### [DATA PROVIDED]
....

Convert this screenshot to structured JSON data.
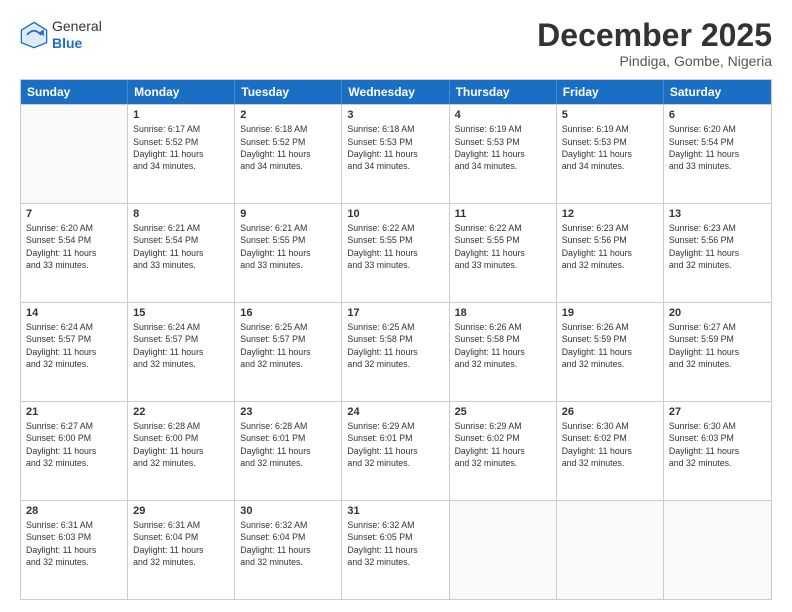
{
  "header": {
    "logo_line1": "General",
    "logo_line2": "Blue",
    "month": "December 2025",
    "location": "Pindiga, Gombe, Nigeria"
  },
  "days_of_week": [
    "Sunday",
    "Monday",
    "Tuesday",
    "Wednesday",
    "Thursday",
    "Friday",
    "Saturday"
  ],
  "weeks": [
    [
      {
        "day": "",
        "info": ""
      },
      {
        "day": "1",
        "info": "Sunrise: 6:17 AM\nSunset: 5:52 PM\nDaylight: 11 hours\nand 34 minutes."
      },
      {
        "day": "2",
        "info": "Sunrise: 6:18 AM\nSunset: 5:52 PM\nDaylight: 11 hours\nand 34 minutes."
      },
      {
        "day": "3",
        "info": "Sunrise: 6:18 AM\nSunset: 5:53 PM\nDaylight: 11 hours\nand 34 minutes."
      },
      {
        "day": "4",
        "info": "Sunrise: 6:19 AM\nSunset: 5:53 PM\nDaylight: 11 hours\nand 34 minutes."
      },
      {
        "day": "5",
        "info": "Sunrise: 6:19 AM\nSunset: 5:53 PM\nDaylight: 11 hours\nand 34 minutes."
      },
      {
        "day": "6",
        "info": "Sunrise: 6:20 AM\nSunset: 5:54 PM\nDaylight: 11 hours\nand 33 minutes."
      }
    ],
    [
      {
        "day": "7",
        "info": "Sunrise: 6:20 AM\nSunset: 5:54 PM\nDaylight: 11 hours\nand 33 minutes."
      },
      {
        "day": "8",
        "info": "Sunrise: 6:21 AM\nSunset: 5:54 PM\nDaylight: 11 hours\nand 33 minutes."
      },
      {
        "day": "9",
        "info": "Sunrise: 6:21 AM\nSunset: 5:55 PM\nDaylight: 11 hours\nand 33 minutes."
      },
      {
        "day": "10",
        "info": "Sunrise: 6:22 AM\nSunset: 5:55 PM\nDaylight: 11 hours\nand 33 minutes."
      },
      {
        "day": "11",
        "info": "Sunrise: 6:22 AM\nSunset: 5:55 PM\nDaylight: 11 hours\nand 33 minutes."
      },
      {
        "day": "12",
        "info": "Sunrise: 6:23 AM\nSunset: 5:56 PM\nDaylight: 11 hours\nand 32 minutes."
      },
      {
        "day": "13",
        "info": "Sunrise: 6:23 AM\nSunset: 5:56 PM\nDaylight: 11 hours\nand 32 minutes."
      }
    ],
    [
      {
        "day": "14",
        "info": "Sunrise: 6:24 AM\nSunset: 5:57 PM\nDaylight: 11 hours\nand 32 minutes."
      },
      {
        "day": "15",
        "info": "Sunrise: 6:24 AM\nSunset: 5:57 PM\nDaylight: 11 hours\nand 32 minutes."
      },
      {
        "day": "16",
        "info": "Sunrise: 6:25 AM\nSunset: 5:57 PM\nDaylight: 11 hours\nand 32 minutes."
      },
      {
        "day": "17",
        "info": "Sunrise: 6:25 AM\nSunset: 5:58 PM\nDaylight: 11 hours\nand 32 minutes."
      },
      {
        "day": "18",
        "info": "Sunrise: 6:26 AM\nSunset: 5:58 PM\nDaylight: 11 hours\nand 32 minutes."
      },
      {
        "day": "19",
        "info": "Sunrise: 6:26 AM\nSunset: 5:59 PM\nDaylight: 11 hours\nand 32 minutes."
      },
      {
        "day": "20",
        "info": "Sunrise: 6:27 AM\nSunset: 5:59 PM\nDaylight: 11 hours\nand 32 minutes."
      }
    ],
    [
      {
        "day": "21",
        "info": "Sunrise: 6:27 AM\nSunset: 6:00 PM\nDaylight: 11 hours\nand 32 minutes."
      },
      {
        "day": "22",
        "info": "Sunrise: 6:28 AM\nSunset: 6:00 PM\nDaylight: 11 hours\nand 32 minutes."
      },
      {
        "day": "23",
        "info": "Sunrise: 6:28 AM\nSunset: 6:01 PM\nDaylight: 11 hours\nand 32 minutes."
      },
      {
        "day": "24",
        "info": "Sunrise: 6:29 AM\nSunset: 6:01 PM\nDaylight: 11 hours\nand 32 minutes."
      },
      {
        "day": "25",
        "info": "Sunrise: 6:29 AM\nSunset: 6:02 PM\nDaylight: 11 hours\nand 32 minutes."
      },
      {
        "day": "26",
        "info": "Sunrise: 6:30 AM\nSunset: 6:02 PM\nDaylight: 11 hours\nand 32 minutes."
      },
      {
        "day": "27",
        "info": "Sunrise: 6:30 AM\nSunset: 6:03 PM\nDaylight: 11 hours\nand 32 minutes."
      }
    ],
    [
      {
        "day": "28",
        "info": "Sunrise: 6:31 AM\nSunset: 6:03 PM\nDaylight: 11 hours\nand 32 minutes."
      },
      {
        "day": "29",
        "info": "Sunrise: 6:31 AM\nSunset: 6:04 PM\nDaylight: 11 hours\nand 32 minutes."
      },
      {
        "day": "30",
        "info": "Sunrise: 6:32 AM\nSunset: 6:04 PM\nDaylight: 11 hours\nand 32 minutes."
      },
      {
        "day": "31",
        "info": "Sunrise: 6:32 AM\nSunset: 6:05 PM\nDaylight: 11 hours\nand 32 minutes."
      },
      {
        "day": "",
        "info": ""
      },
      {
        "day": "",
        "info": ""
      },
      {
        "day": "",
        "info": ""
      }
    ]
  ]
}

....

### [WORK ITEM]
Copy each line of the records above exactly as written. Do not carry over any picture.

### [TASK OUTPUT]
Convert this screenshot to structured JSON data.
{
  "header": {
    "logo_line1": "General",
    "logo_line2": "Blue",
    "month": "December 2025",
    "location": "Pindiga, Gombe, Nigeria"
  },
  "days_of_week": [
    "Sunday",
    "Monday",
    "Tuesday",
    "Wednesday",
    "Thursday",
    "Friday",
    "Saturday"
  ],
  "weeks": [
    [
      {
        "day": "",
        "info": ""
      },
      {
        "day": "1",
        "info": "Sunrise: 6:17 AM\nSunset: 5:52 PM\nDaylight: 11 hours\nand 34 minutes."
      },
      {
        "day": "2",
        "info": "Sunrise: 6:18 AM\nSunset: 5:52 PM\nDaylight: 11 hours\nand 34 minutes."
      },
      {
        "day": "3",
        "info": "Sunrise: 6:18 AM\nSunset: 5:53 PM\nDaylight: 11 hours\nand 34 minutes."
      },
      {
        "day": "4",
        "info": "Sunrise: 6:19 AM\nSunset: 5:53 PM\nDaylight: 11 hours\nand 34 minutes."
      },
      {
        "day": "5",
        "info": "Sunrise: 6:19 AM\nSunset: 5:53 PM\nDaylight: 11 hours\nand 34 minutes."
      },
      {
        "day": "6",
        "info": "Sunrise: 6:20 AM\nSunset: 5:54 PM\nDaylight: 11 hours\nand 33 minutes."
      }
    ],
    [
      {
        "day": "7",
        "info": "Sunrise: 6:20 AM\nSunset: 5:54 PM\nDaylight: 11 hours\nand 33 minutes."
      },
      {
        "day": "8",
        "info": "Sunrise: 6:21 AM\nSunset: 5:54 PM\nDaylight: 11 hours\nand 33 minutes."
      },
      {
        "day": "9",
        "info": "Sunrise: 6:21 AM\nSunset: 5:55 PM\nDaylight: 11 hours\nand 33 minutes."
      },
      {
        "day": "10",
        "info": "Sunrise: 6:22 AM\nSunset: 5:55 PM\nDaylight: 11 hours\nand 33 minutes."
      },
      {
        "day": "11",
        "info": "Sunrise: 6:22 AM\nSunset: 5:55 PM\nDaylight: 11 hours\nand 33 minutes."
      },
      {
        "day": "12",
        "info": "Sunrise: 6:23 AM\nSunset: 5:56 PM\nDaylight: 11 hours\nand 32 minutes."
      },
      {
        "day": "13",
        "info": "Sunrise: 6:23 AM\nSunset: 5:56 PM\nDaylight: 11 hours\nand 32 minutes."
      }
    ],
    [
      {
        "day": "14",
        "info": "Sunrise: 6:24 AM\nSunset: 5:57 PM\nDaylight: 11 hours\nand 32 minutes."
      },
      {
        "day": "15",
        "info": "Sunrise: 6:24 AM\nSunset: 5:57 PM\nDaylight: 11 hours\nand 32 minutes."
      },
      {
        "day": "16",
        "info": "Sunrise: 6:25 AM\nSunset: 5:57 PM\nDaylight: 11 hours\nand 32 minutes."
      },
      {
        "day": "17",
        "info": "Sunrise: 6:25 AM\nSunset: 5:58 PM\nDaylight: 11 hours\nand 32 minutes."
      },
      {
        "day": "18",
        "info": "Sunrise: 6:26 AM\nSunset: 5:58 PM\nDaylight: 11 hours\nand 32 minutes."
      },
      {
        "day": "19",
        "info": "Sunrise: 6:26 AM\nSunset: 5:59 PM\nDaylight: 11 hours\nand 32 minutes."
      },
      {
        "day": "20",
        "info": "Sunrise: 6:27 AM\nSunset: 5:59 PM\nDaylight: 11 hours\nand 32 minutes."
      }
    ],
    [
      {
        "day": "21",
        "info": "Sunrise: 6:27 AM\nSunset: 6:00 PM\nDaylight: 11 hours\nand 32 minutes."
      },
      {
        "day": "22",
        "info": "Sunrise: 6:28 AM\nSunset: 6:00 PM\nDaylight: 11 hours\nand 32 minutes."
      },
      {
        "day": "23",
        "info": "Sunrise: 6:28 AM\nSunset: 6:01 PM\nDaylight: 11 hours\nand 32 minutes."
      },
      {
        "day": "24",
        "info": "Sunrise: 6:29 AM\nSunset: 6:01 PM\nDaylight: 11 hours\nand 32 minutes."
      },
      {
        "day": "25",
        "info": "Sunrise: 6:29 AM\nSunset: 6:02 PM\nDaylight: 11 hours\nand 32 minutes."
      },
      {
        "day": "26",
        "info": "Sunrise: 6:30 AM\nSunset: 6:02 PM\nDaylight: 11 hours\nand 32 minutes."
      },
      {
        "day": "27",
        "info": "Sunrise: 6:30 AM\nSunset: 6:03 PM\nDaylight: 11 hours\nand 32 minutes."
      }
    ],
    [
      {
        "day": "28",
        "info": "Sunrise: 6:31 AM\nSunset: 6:03 PM\nDaylight: 11 hours\nand 32 minutes."
      },
      {
        "day": "29",
        "info": "Sunrise: 6:31 AM\nSunset: 6:04 PM\nDaylight: 11 hours\nand 32 minutes."
      },
      {
        "day": "30",
        "info": "Sunrise: 6:32 AM\nSunset: 6:04 PM\nDaylight: 11 hours\nand 32 minutes."
      },
      {
        "day": "31",
        "info": "Sunrise: 6:32 AM\nSunset: 6:05 PM\nDaylight: 11 hours\nand 32 minutes."
      },
      {
        "day": "",
        "info": ""
      },
      {
        "day": "",
        "info": ""
      },
      {
        "day": "",
        "info": ""
      }
    ]
  ]
}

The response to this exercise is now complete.